However, in a 2009 study published in The Physician & Sportsmedicine, researchers at the Texas Scottish Rite Hospital for Children in Dallas found the peak pressure values at the fifth metatarsal during accelerating and running straight were significantly higher than those for jumping or landing. Though that study assessed only football turf shoes and turf cleats, and jump task differences between the studies may also partly explain the disparity, the Dallas investigators’ findings suggest forefoot loading may be even greater during tasks other than jumping, and could be exacerbated when athletes wear bladed cleats, according to first author Michael S. Orendurff, PhD, who is now senior scientist and director of the biomechanics laboratory at Orthocare Innovations in Mountlake Terrace, WA.
“I think that combining acceleration/decelerating and jump takeoff and jump landing will load the forefoot even more,” Orendurff said.

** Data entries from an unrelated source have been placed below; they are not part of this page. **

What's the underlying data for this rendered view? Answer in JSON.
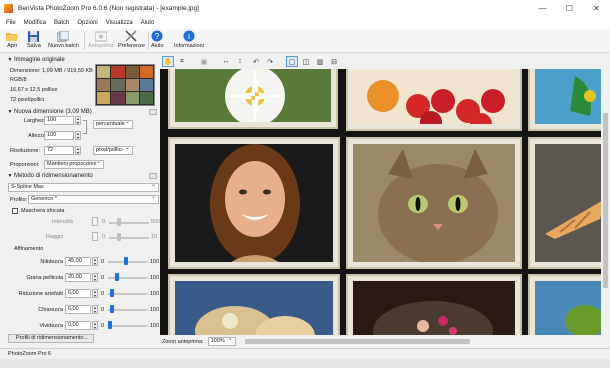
{
  "window": {
    "title": "BenVista PhotoZoom Pro 6.0.6 (Non registrata) - [example.jpg]",
    "minimize": "—",
    "maximize": "☐",
    "close": "✕"
  },
  "menu": [
    "File",
    "Modifica",
    "Batch",
    "Opzioni",
    "Visualizza",
    "Aiuto"
  ],
  "toolbar": {
    "open": "Apri",
    "save": "Salva",
    "new_batch": "Nuovo batch",
    "preview": "Anteprima",
    "preferences": "Preferenze",
    "help": "Aiuto",
    "info": "Informazioni"
  },
  "original": {
    "header": "Immagine originale",
    "dimension": "Dimensione: 1,09 MB / 919,50 KB",
    "mode": "RGB/8",
    "size_cm": "16,67 x 12,5 pollice",
    "resolution": "72 pixel/pollici"
  },
  "new_size": {
    "header": "Nuova dimensione (3,09 MB)",
    "width_label": "Larghezza",
    "width_value": "100",
    "height_label": "Altezza",
    "height_value": "100",
    "unit": "percentuale",
    "resolution_label": "Risoluzione:",
    "resolution_value": "72",
    "resolution_unit": "pixel/pollici",
    "proportions_label": "Proporzioni:",
    "proportions_value": "Mantieni proporzioni"
  },
  "method": {
    "header": "Metodo di ridimensionamento",
    "algorithm": "S-Spline Max",
    "profile_label": "Profilo:",
    "profile_value": "Generico *",
    "mask_label": "Maschera sfocata",
    "intensity_label": "Intensità",
    "radius_label": "Raggio",
    "min": "0",
    "max_intensity": "500",
    "max_radius": "10"
  },
  "refine": {
    "header": "Affinamento",
    "rows": [
      {
        "label": "Nitidezza",
        "value": "45,00",
        "min": "0",
        "max": "100",
        "level": 0.45
      },
      {
        "label": "Grana pellicola",
        "value": "20,00",
        "min": "0",
        "max": "100",
        "level": 0.2
      },
      {
        "label": "Riduzione artefatti",
        "value": "6,00",
        "min": "0",
        "max": "100",
        "level": 0.06
      },
      {
        "label": "Chiarezza",
        "value": "6,00",
        "min": "0",
        "max": "100",
        "level": 0.06
      },
      {
        "label": "Vividezza",
        "value": "0,00",
        "min": "0",
        "max": "100",
        "level": 0.0
      }
    ],
    "profiles_button": "Profili di ridimensionamento..."
  },
  "zoom": {
    "label": "Zoom anteprima:",
    "value": "100%"
  },
  "status": "PhotoZoom Pro 6",
  "colors": {
    "accent": "#1e6fd9",
    "preview_bg": "#141414",
    "frame": "#e9e5d8"
  }
}
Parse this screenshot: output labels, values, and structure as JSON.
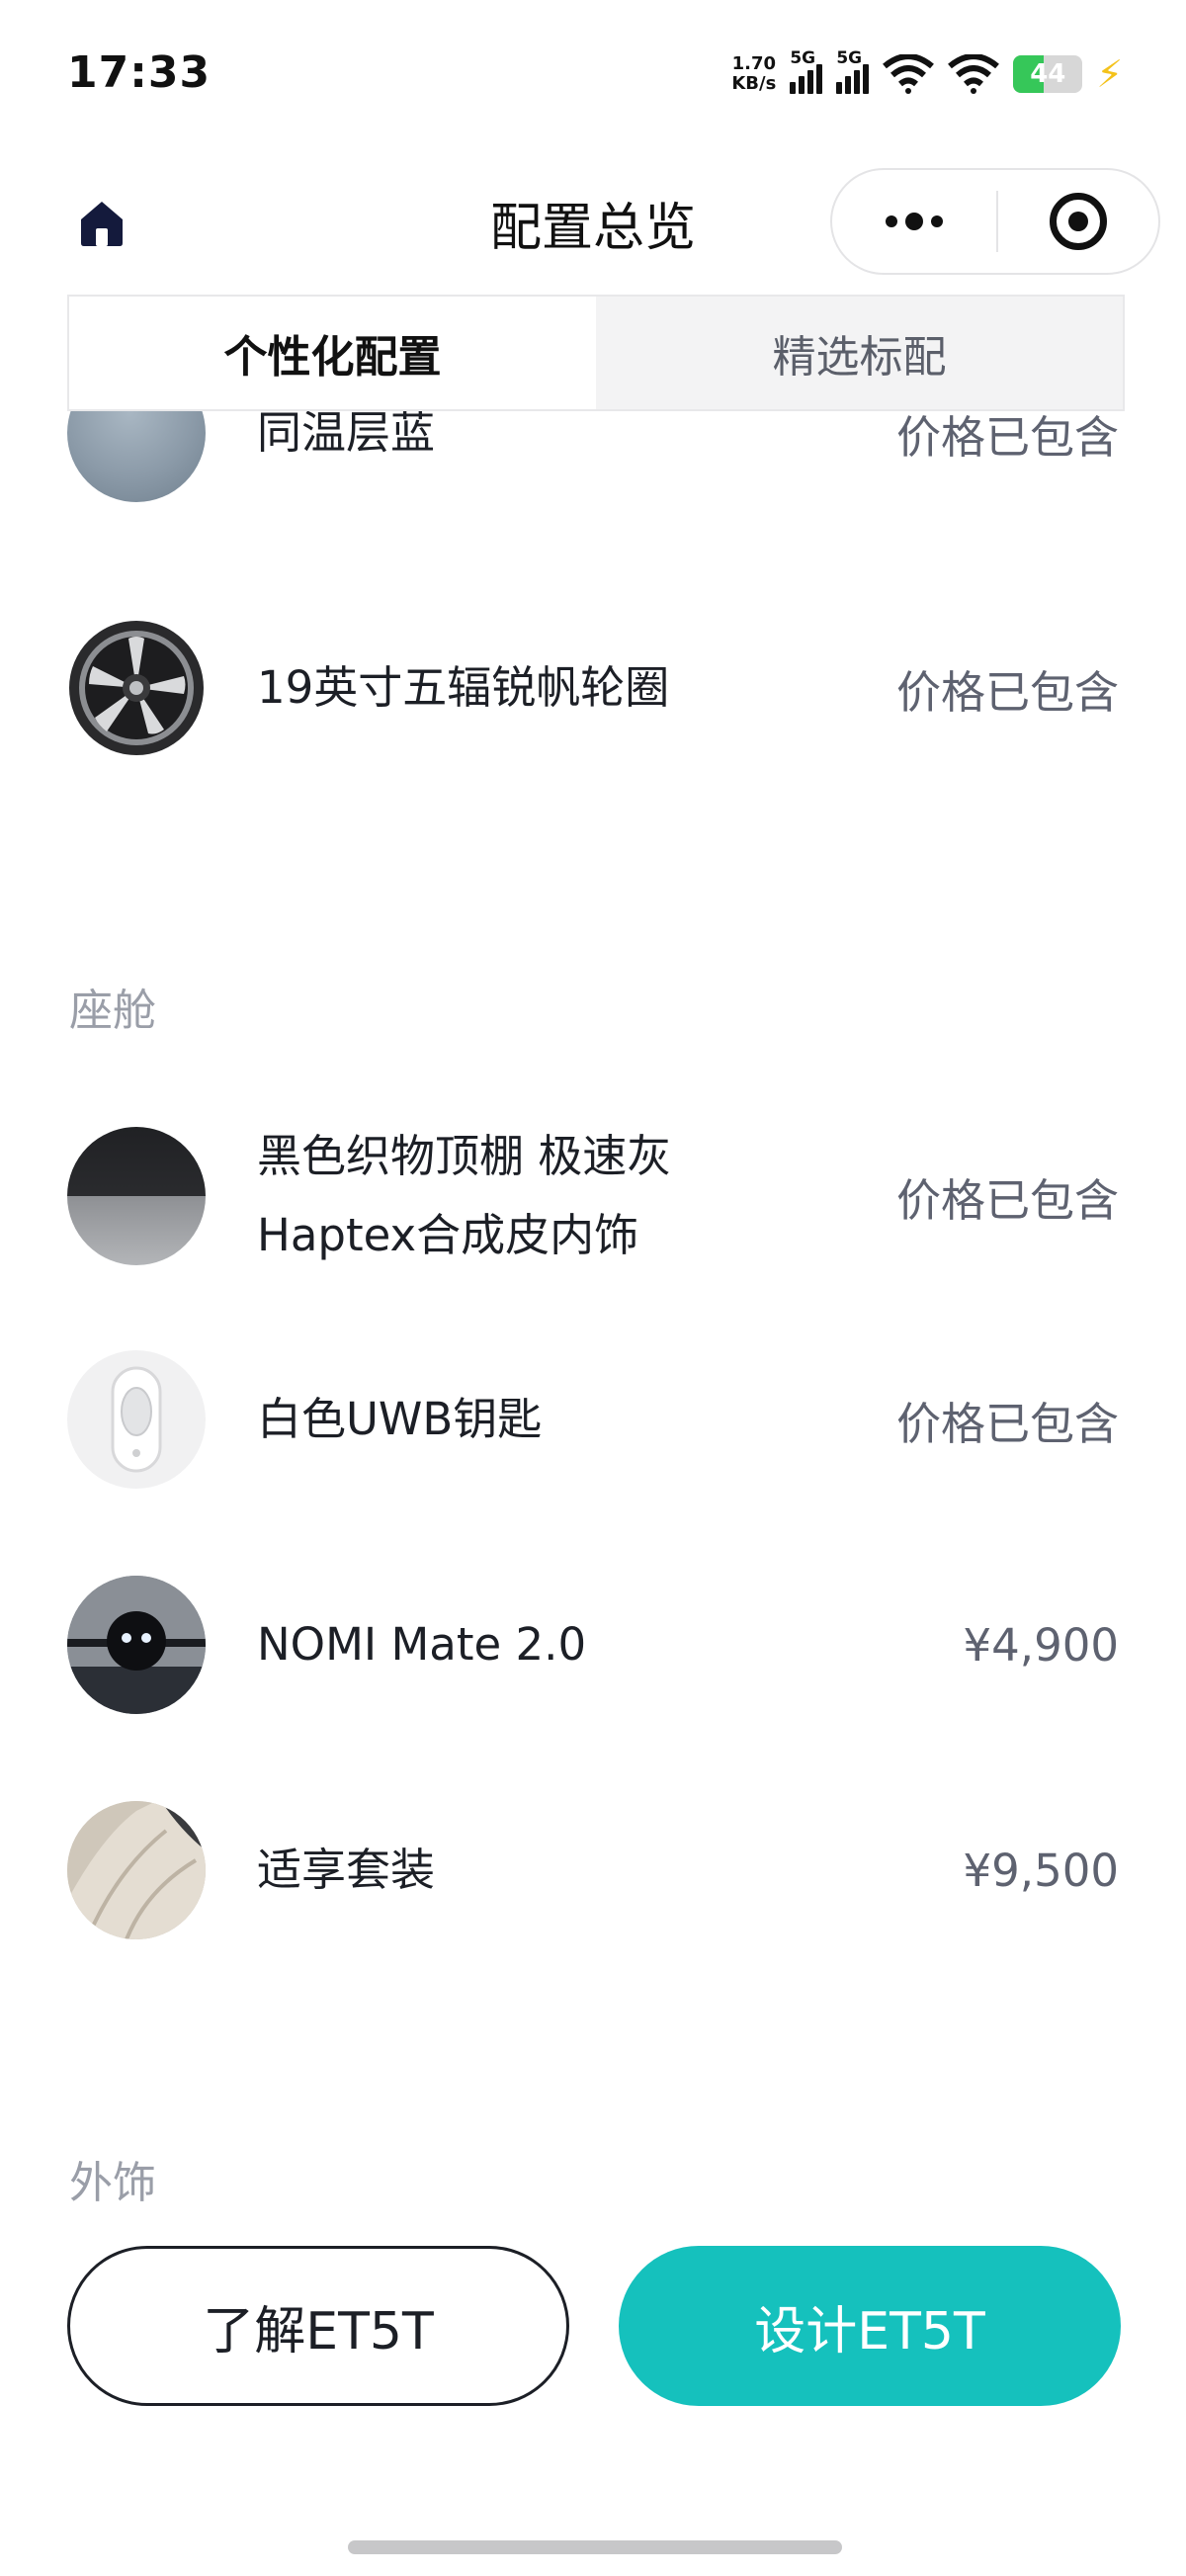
{
  "status_bar": {
    "time": "17:33",
    "net_speed_value": "1.70",
    "net_speed_unit": "KB/s",
    "sim1_label": "5G",
    "sim2_label": "5G",
    "battery_level": "44",
    "battery_percent": 44,
    "battery_color": "#36c759"
  },
  "header": {
    "title": "配置总览",
    "home_icon": "home-icon",
    "more_icon": "more-dots-icon",
    "close_icon": "target-circle-icon"
  },
  "tabs": [
    {
      "label": "个性化配置",
      "active": true
    },
    {
      "label": "精选标配",
      "active": false
    }
  ],
  "items_top": [
    {
      "name": "同温层蓝",
      "price": "价格已包含",
      "thumb": "color-swatch-stratosphere-blue"
    },
    {
      "name": "19英寸五辐锐帆轮圈",
      "price": "价格已包含",
      "thumb": "wheel-rim"
    }
  ],
  "sections": [
    {
      "title": "座舱",
      "items": [
        {
          "name_line1": "黑色织物顶棚 极速灰",
          "name_line2": "Haptex合成皮内饰",
          "price": "价格已包含",
          "thumb": "interior-swatch"
        },
        {
          "name": "白色UWB钥匙",
          "price": "价格已包含",
          "thumb": "uwb-key"
        },
        {
          "name": "NOMI Mate 2.0",
          "price": "¥4,900",
          "thumb": "nomi-robot"
        },
        {
          "name": "适享套装",
          "price": "¥9,500",
          "thumb": "comfort-seat"
        }
      ]
    },
    {
      "title": "外饰",
      "items": []
    }
  ],
  "buttons": {
    "learn": "了解ET5T",
    "design": "设计ET5T"
  },
  "colors": {
    "accent": "#15c1bd",
    "text_primary": "#1c1f26",
    "text_secondary": "#5e6270",
    "section_title": "#9a9ea8"
  }
}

Queen believes the findings from her study, which can also be applied to other sports that include regular jumping or wearing cleats, highlight the importance of footwear selection. Athletes returning from a forefoot injury might consider avoiding bladed cleats initially, and running shoes could be used for certain training tasks; however, the traction from cleats is essential for intense practice and game play, and should therefore be used appropriately.
More importantly, she said, “The best advice that can be given is to seriously examine the training schedule of the athletes and ensure they are given enough rest as well as ensuring they are adequately conditioned coming into the start of the season so that the body is able to handle the stresses of training and game play.”
DeBiasio BA, Russell ME, Butler RJ, et al. Changes in plantar loading based on shoe type and sex during a jump-landing task. J Athl Train 2013;48(5): 601-609.
Orendurff MS, Rohr ES, Segal AD, et al. Biomechanical analysis of stresses to the fifth metatarsal bone during sports maneuvers: implications for fifth metatarsal fractures. Phys Sportsmed 2009; 37(2):87-92.